* **GIVEN RECORDS**
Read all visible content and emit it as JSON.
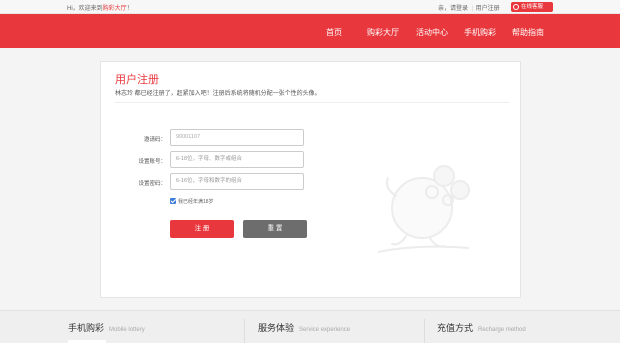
{
  "topbar": {
    "welcome": "Hi，欢迎来到",
    "hall_link": "购彩大厅",
    "welcome_end": "！",
    "login_prefix": "亲，请登录",
    "register": "用户注册",
    "service": "在线客服"
  },
  "nav": {
    "items": [
      "首页",
      "购彩大厅",
      "活动中心",
      "手机购彩",
      "帮助指南"
    ]
  },
  "panel": {
    "title": "用户注册",
    "subtitle": "林志玲 都已经注册了，赶紧加入吧！注册后系统将随机分配一张个性的头像。"
  },
  "form": {
    "invite_label": "邀请码：",
    "invite_value": "90001107",
    "account_label": "设置账号：",
    "account_placeholder": "6-18位，字母、数字或组合",
    "password_label": "设置密码：",
    "password_placeholder": "6-16位，字母和数字的组合",
    "agree_text": "我已经年满18岁",
    "register_btn": "注 册",
    "reset_btn": "重 置"
  },
  "footer": {
    "cols": [
      {
        "title": "手机购彩",
        "en": "Mobile lottery"
      },
      {
        "title": "服务体验",
        "en": "Service experience"
      },
      {
        "title": "充值方式",
        "en": "Recharge method"
      }
    ]
  },
  "colors": {
    "brand": "#e8383d",
    "checkbox": "#3b7dd8"
  }
}
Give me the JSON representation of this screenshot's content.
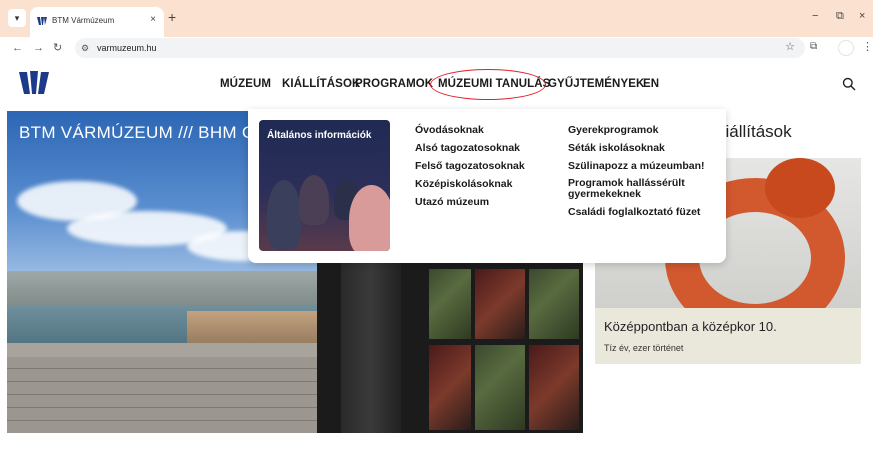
{
  "browser": {
    "tab_title": "BTM Vármúzeum",
    "tab_close": "×",
    "new_tab": "+",
    "url": "varmuzeum.hu",
    "window_min": "−",
    "window_restore": "⧉",
    "window_close": "×"
  },
  "nav": {
    "items": [
      "MÚZEUM",
      "KIÁLLÍTÁSOK",
      "PROGRAMOK",
      "MÚZEUMI TANULÁS",
      "GYŰJTEMÉNYEK",
      "EN"
    ],
    "active": "MÚZEUMI TANULÁS"
  },
  "dropdown": {
    "promo_label": "Általános információk",
    "col1": [
      "Óvodásoknak",
      "Alsó tagozatosoknak",
      "Felső tagozatosoknak",
      "Középiskolásoknak",
      "Utazó múzeum"
    ],
    "col2": [
      "Gyerekprogramok",
      "Séták iskolásoknak",
      "Szülinapozz a múzeumban!",
      "Programok hallássérült gyermekeknek",
      "Családi foglalkoztató füzet"
    ]
  },
  "hero": {
    "title": "BTM VÁRMÚZEUM /// BHM C"
  },
  "side": {
    "title": "kiállítások",
    "card_title": "Középpontban a középkor 10.",
    "card_subtitle": "Tíz év, ezer történet"
  },
  "colors": {
    "tabbar": "#fbe1cf",
    "accent_circle": "#d9232d",
    "logo": "#1d3a8a",
    "card_bg": "#eae7db",
    "glass": "#d2582e"
  }
}
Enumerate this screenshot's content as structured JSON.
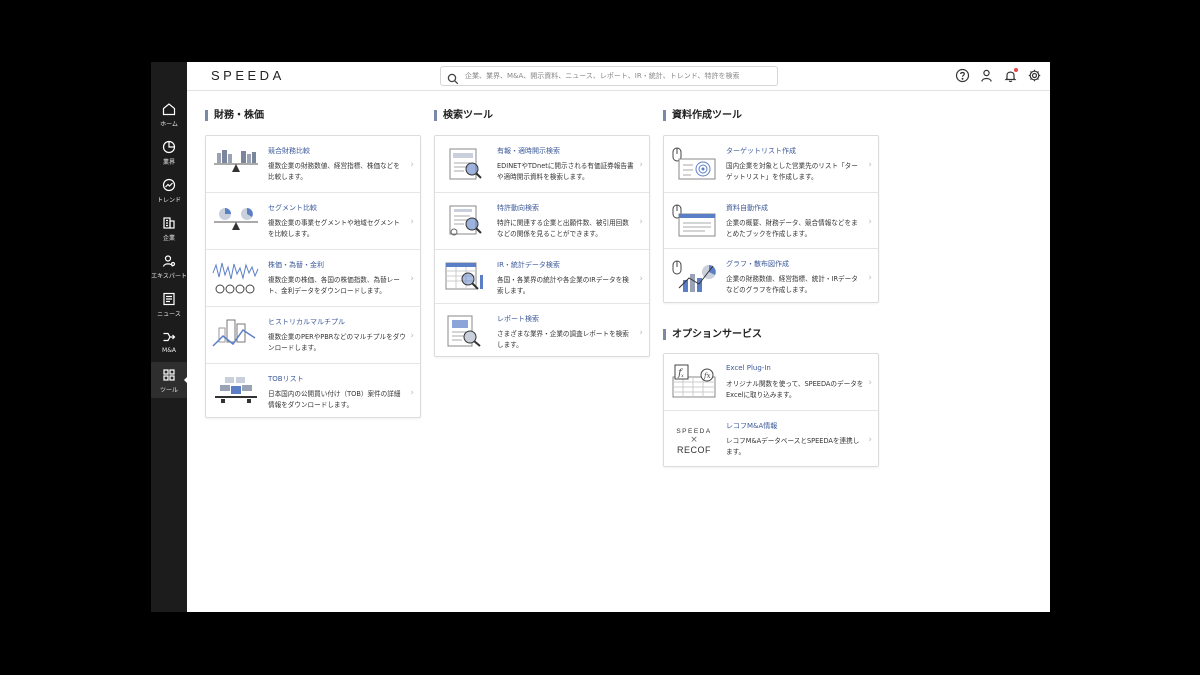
{
  "app": {
    "logo": "SPEEDA"
  },
  "search": {
    "placeholder": "企業、業界、M&A、開示資料、ニュース、レポート、IR・統計、トレンド、特許を検索"
  },
  "sidebar": {
    "items": [
      {
        "label": "ホーム",
        "icon": "home-icon"
      },
      {
        "label": "業界",
        "icon": "pie-chart-icon"
      },
      {
        "label": "トレンド",
        "icon": "trend-icon"
      },
      {
        "label": "企業",
        "icon": "building-icon"
      },
      {
        "label": "エキスパート",
        "icon": "expert-icon"
      },
      {
        "label": "ニュース",
        "icon": "news-icon"
      },
      {
        "label": "M&A",
        "icon": "merge-icon"
      },
      {
        "label": "ツール",
        "icon": "grid-icon",
        "active": true
      }
    ]
  },
  "header": {
    "icons": [
      "help-icon",
      "user-icon",
      "bell-icon",
      "gear-icon"
    ]
  },
  "sections": {
    "finance": {
      "title": "財務・株価",
      "items": [
        {
          "title": "競合財務比較",
          "desc": "複数企業の財務数値、経営指標、株価などを比較します。"
        },
        {
          "title": "セグメント比較",
          "desc": "複数企業の事業セグメントや地域セグメントを比較します。"
        },
        {
          "title": "株価・為替・金利",
          "desc": "複数企業の株価、各国の株価指数、為替レート、金利データをダウンロードします。"
        },
        {
          "title": "ヒストリカルマルチプル",
          "desc": "複数企業のPERやPBRなどのマルチプルをダウンロードします。"
        },
        {
          "title": "TOBリスト",
          "desc": "日本国内の公開買い付け（TOB）案件の詳細情報をダウンロードします。"
        }
      ]
    },
    "search_tools": {
      "title": "検索ツール",
      "items": [
        {
          "title": "有報・適時開示検索",
          "desc": "EDINETやTDnetに開示される有価証券報告書や適時開示資料を検索します。"
        },
        {
          "title": "特許動向検索",
          "desc": "特許に関連する企業と出願件数、被引用回数などの関係を見ることができます。"
        },
        {
          "title": "IR・統計データ検索",
          "desc": "各国・各業界の統計や各企業のIRデータを検索します。"
        },
        {
          "title": "レポート検索",
          "desc": "さまざまな業界・企業の調査レポートを検索します。"
        }
      ]
    },
    "docs": {
      "title": "資料作成ツール",
      "items": [
        {
          "title": "ターゲットリスト作成",
          "desc": "国内企業を対象とした営業先のリスト「ターゲットリスト」を作成します。"
        },
        {
          "title": "資料自動作成",
          "desc": "企業の概要、財務データ、競合情報などをまとめたブックを作成します。"
        },
        {
          "title": "グラフ・散布図作成",
          "desc": "企業の財務数値、経営指標、統計・IRデータなどのグラフを作成します。"
        }
      ]
    },
    "options": {
      "title": "オプションサービス",
      "items": [
        {
          "title": "Excel Plug-In",
          "desc": "オリジナル関数を使って、SPEEDAのデータをExcelに取り込みます。"
        },
        {
          "title": "レコフM&A情報",
          "desc": "レコフM&AデータベースとSPEEDAを連携します。"
        }
      ],
      "recof_logo_top": "SPEEDA",
      "recof_logo_x": "×",
      "recof_logo_bottom": "RECOF"
    }
  },
  "colors": {
    "accent": "#3b5998",
    "sidebar": "#1c1c1c",
    "thumb_blue": "#5b7fc7"
  }
}
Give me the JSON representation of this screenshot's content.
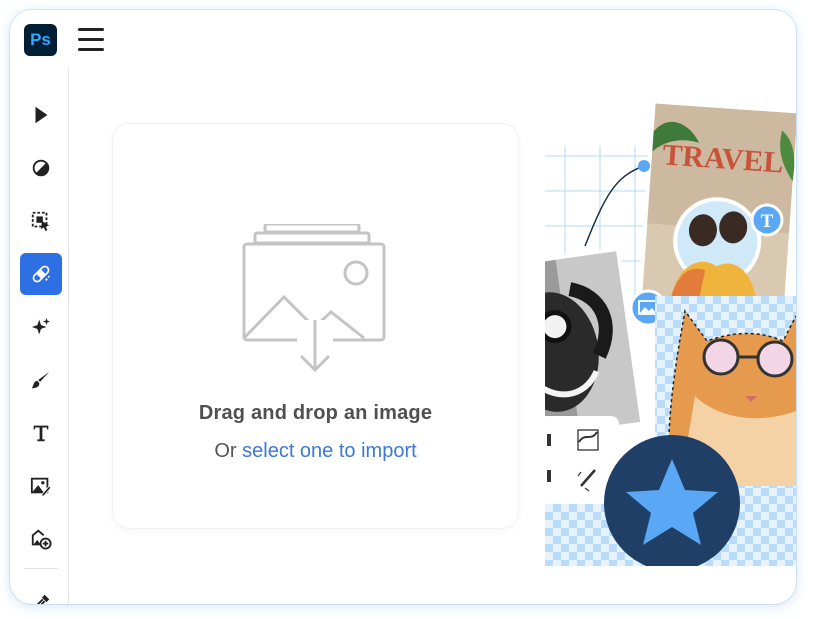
{
  "app": {
    "logo_text": "Ps",
    "menu_icon": "hamburger-icon"
  },
  "toolbar": {
    "tools": [
      {
        "name": "move-tool",
        "icon": "arrow-pointer-icon"
      },
      {
        "name": "adjust-tool",
        "icon": "contrast-circle-icon"
      },
      {
        "name": "selection-tool",
        "icon": "select-subject-icon"
      },
      {
        "name": "heal-tool",
        "icon": "bandage-icon",
        "active": true
      },
      {
        "name": "generative-tool",
        "icon": "sparkle-icon"
      },
      {
        "name": "brush-tool",
        "icon": "brush-icon"
      },
      {
        "name": "type-tool",
        "icon": "type-t-icon"
      },
      {
        "name": "image-edit-tool",
        "icon": "image-edit-icon"
      },
      {
        "name": "add-image-tool",
        "icon": "add-image-icon"
      },
      {
        "name": "eyedropper-tool",
        "icon": "eyedropper-icon"
      }
    ]
  },
  "drop_zone": {
    "title": "Drag and drop an image",
    "sub_prefix": "Or",
    "sub_link": "select one to import"
  },
  "collage": {
    "poster_text": "TRAVEL",
    "badge_text": "T"
  },
  "colors": {
    "accent": "#2f6fe4",
    "link": "#3b79d4",
    "ps_bg": "#001e36",
    "ps_fg": "#31a8ff",
    "star_bg": "#1f3f66",
    "star_fill": "#5aa8f5"
  }
}
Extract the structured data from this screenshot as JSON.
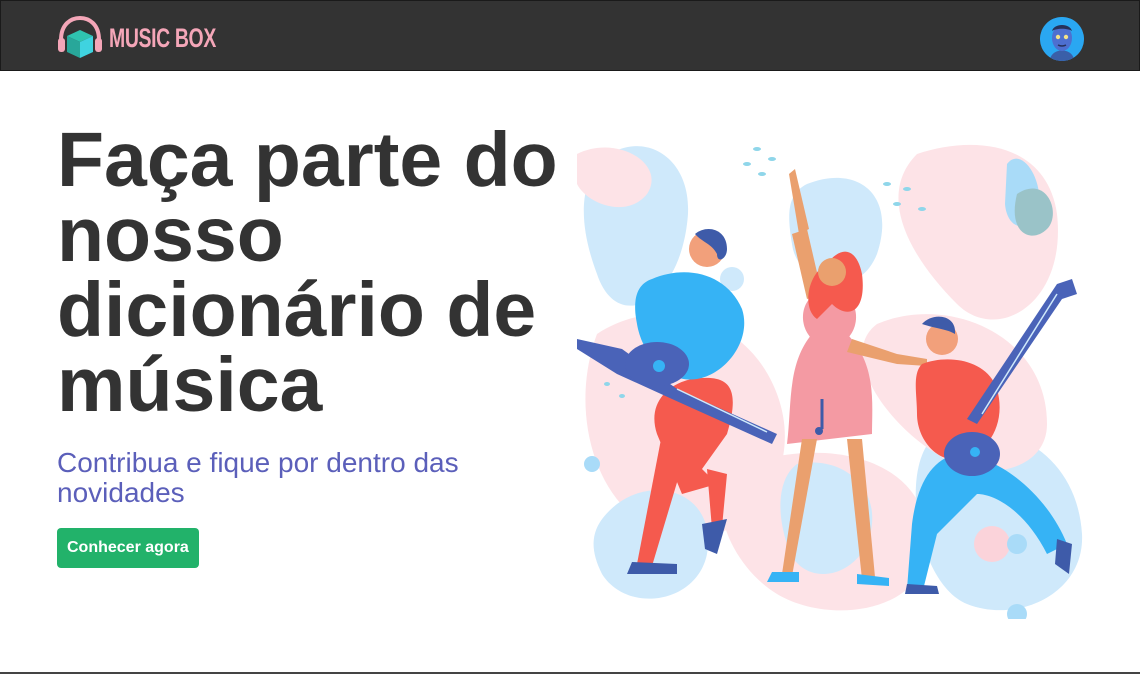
{
  "navbar": {
    "brand_name": "MUSIC BOX",
    "logo_icon": "headphones-cube-logo",
    "avatar_icon": "user-avatar"
  },
  "hero": {
    "title": "Faça parte do nosso dicionário de música",
    "subtitle": "Contribua e fique por dentro das novidades",
    "cta_label": "Conhecer agora",
    "illustration_icon": "musicians-illustration"
  },
  "colors": {
    "navbar_bg": "#333333",
    "brand": "#f4a6b8",
    "title": "#333333",
    "subtitle": "#5b5fba",
    "cta": "#22b26a"
  }
}
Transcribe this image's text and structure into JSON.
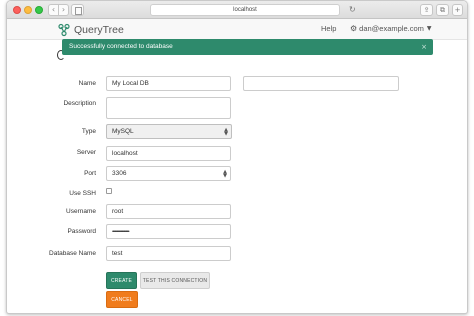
{
  "browser": {
    "url": "localhost",
    "nav_back": "‹",
    "nav_forward": "›",
    "reload": "↻",
    "share": "⇪",
    "tabs": "⧉",
    "new_tab": "+"
  },
  "navbar": {
    "brand": "QueryTree",
    "help": "Help",
    "user": "dan@example.com",
    "user_icon": "⚙",
    "user_caret": "▼"
  },
  "alert": {
    "message": "Successfully connected to database",
    "close": "×",
    "color": "#2e8a6c"
  },
  "form": {
    "name": {
      "label": "Name",
      "value": "My Local DB"
    },
    "description": {
      "label": "Description",
      "value": ""
    },
    "type": {
      "label": "Type",
      "value": "MySQL"
    },
    "server": {
      "label": "Server",
      "value": "localhost"
    },
    "port": {
      "label": "Port",
      "value": "3306"
    },
    "use_ssh": {
      "label": "Use SSH",
      "checked": false
    },
    "username": {
      "label": "Username",
      "value": "root"
    },
    "password": {
      "label": "Password",
      "value": "••••••••••••••••••"
    },
    "database_name": {
      "label": "Database Name",
      "value": "test"
    }
  },
  "buttons": {
    "create": "CREATE",
    "test": "TEST THIS CONNECTION",
    "cancel": "CANCEL"
  },
  "colors": {
    "primary": "#2e8a6c",
    "cancel": "#f07c1d"
  }
}
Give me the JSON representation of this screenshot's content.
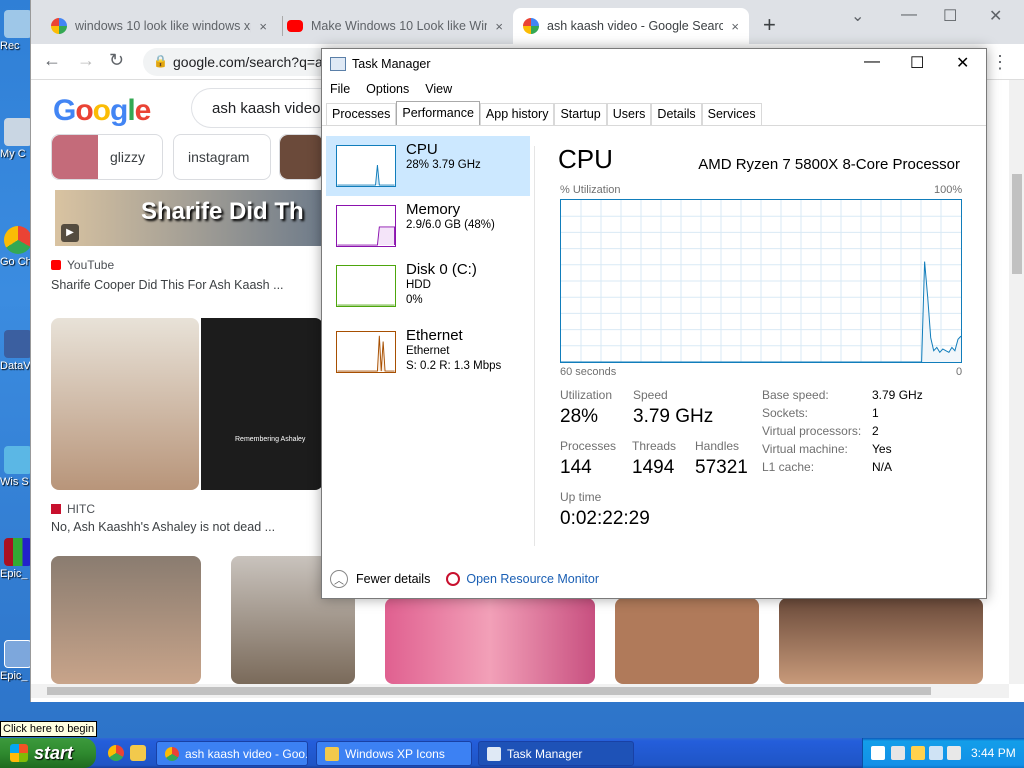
{
  "desktop": {
    "icons": [
      {
        "label": "Rec"
      },
      {
        "label": "My C"
      },
      {
        "label": "Go Ch"
      },
      {
        "label": "DataV"
      },
      {
        "label": "Wis S"
      },
      {
        "label": "Epic_"
      },
      {
        "label": "Epic_"
      }
    ]
  },
  "browser": {
    "tabs": [
      {
        "title": "windows 10 look like windows xp",
        "close": "×"
      },
      {
        "title": "Make Windows 10 Look like Win",
        "close": "×"
      },
      {
        "title": "ash kaash video - Google Search",
        "close": "×"
      }
    ],
    "new_tab": "+",
    "url": "google.com/search?q=a",
    "search_query": "ash kaash video",
    "chips": [
      {
        "label": "glizzy"
      },
      {
        "label": "instagram"
      }
    ],
    "results": [
      {
        "source": "YouTube",
        "title": "Sharife Cooper Did This For Ash Kaash ...",
        "thumb_text": "Sharife Did Th"
      },
      {
        "source": "HITC",
        "title": "No, Ash Kaashh's Ashaley is not dead ...",
        "thumb_caption": "Remembering Ashaley"
      }
    ],
    "logo_letters": [
      "G",
      "o",
      "o",
      "g",
      "l",
      "e"
    ]
  },
  "taskmanager": {
    "title": "Task Manager",
    "menu": [
      "File",
      "Options",
      "View"
    ],
    "tabs": [
      "Processes",
      "Performance",
      "App history",
      "Startup",
      "Users",
      "Details",
      "Services"
    ],
    "active_tab": "Performance",
    "resources": [
      {
        "name": "CPU",
        "line1": "28%  3.79 GHz",
        "line2": "",
        "color": "#117dbb"
      },
      {
        "name": "Memory",
        "line1": "2.9/6.0 GB (48%)",
        "line2": "",
        "color": "#8b12ae"
      },
      {
        "name": "Disk 0 (C:)",
        "line1": "HDD",
        "line2": "0%",
        "color": "#4da60c"
      },
      {
        "name": "Ethernet",
        "line1": "Ethernet",
        "line2": "S: 0.2  R: 1.3 Mbps",
        "color": "#a74f01"
      }
    ],
    "cpu": {
      "heading": "CPU",
      "processor": "AMD Ryzen 7 5800X 8-Core Processor",
      "util_label": "% Utilization",
      "util_max": "100%",
      "time_label": "60 seconds",
      "time_end": "0",
      "utilization_label": "Utilization",
      "utilization": "28%",
      "speed_label": "Speed",
      "speed": "3.79 GHz",
      "processes_label": "Processes",
      "processes": "144",
      "threads_label": "Threads",
      "threads": "1494",
      "handles_label": "Handles",
      "handles": "57321",
      "uptime_label": "Up time",
      "uptime": "0:02:22:29",
      "specs": [
        {
          "k": "Base speed:",
          "v": "3.79 GHz"
        },
        {
          "k": "Sockets:",
          "v": "1"
        },
        {
          "k": "Virtual processors:",
          "v": "2"
        },
        {
          "k": "Virtual machine:",
          "v": "Yes"
        },
        {
          "k": "L1 cache:",
          "v": "N/A"
        }
      ],
      "history": [
        0,
        0,
        0,
        0,
        0,
        0,
        0,
        0,
        0,
        0,
        0,
        0,
        0,
        0,
        0,
        0,
        0,
        0,
        0,
        0,
        0,
        0,
        0,
        0,
        0,
        0,
        0,
        0,
        0,
        0,
        0,
        0,
        0,
        0,
        0,
        0,
        0,
        0,
        0,
        0,
        0,
        0,
        0,
        0,
        0,
        0,
        0,
        0,
        0,
        0,
        0,
        0,
        0,
        0,
        0,
        0,
        0,
        0,
        0,
        0,
        0,
        0,
        0,
        0,
        0,
        0,
        0,
        0,
        0,
        0,
        0,
        0,
        0,
        0,
        0,
        0,
        0,
        0,
        0,
        0,
        0,
        0,
        0,
        0,
        0,
        0,
        0,
        0,
        0,
        0,
        0,
        0,
        0,
        0,
        0,
        0,
        0,
        0,
        0,
        0,
        0,
        0,
        0,
        0,
        0,
        0,
        0,
        0,
        0,
        0,
        0,
        0,
        0,
        0,
        0,
        0,
        0,
        0,
        0,
        0,
        62,
        40,
        15,
        7,
        9,
        6,
        8,
        7,
        6,
        9,
        7,
        14,
        16
      ]
    },
    "footer": {
      "fewer": "Fewer details",
      "resmon": "Open Resource Monitor"
    }
  },
  "taskbar": {
    "tooltip": "Click here to begin",
    "start": "start",
    "buttons": [
      {
        "label": "ash kaash video - Goo..."
      },
      {
        "label": "Windows XP Icons"
      },
      {
        "label": "Task Manager"
      }
    ],
    "clock": "3:44 PM"
  }
}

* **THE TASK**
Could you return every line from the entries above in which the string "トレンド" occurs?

* **ANSWER FOR THE TASK**
    "placeholder": "企業、業界、M&A、開示資料、ニュース、レポート、IR・統計、トレンド、特許を検索"
        "label": "トレンド",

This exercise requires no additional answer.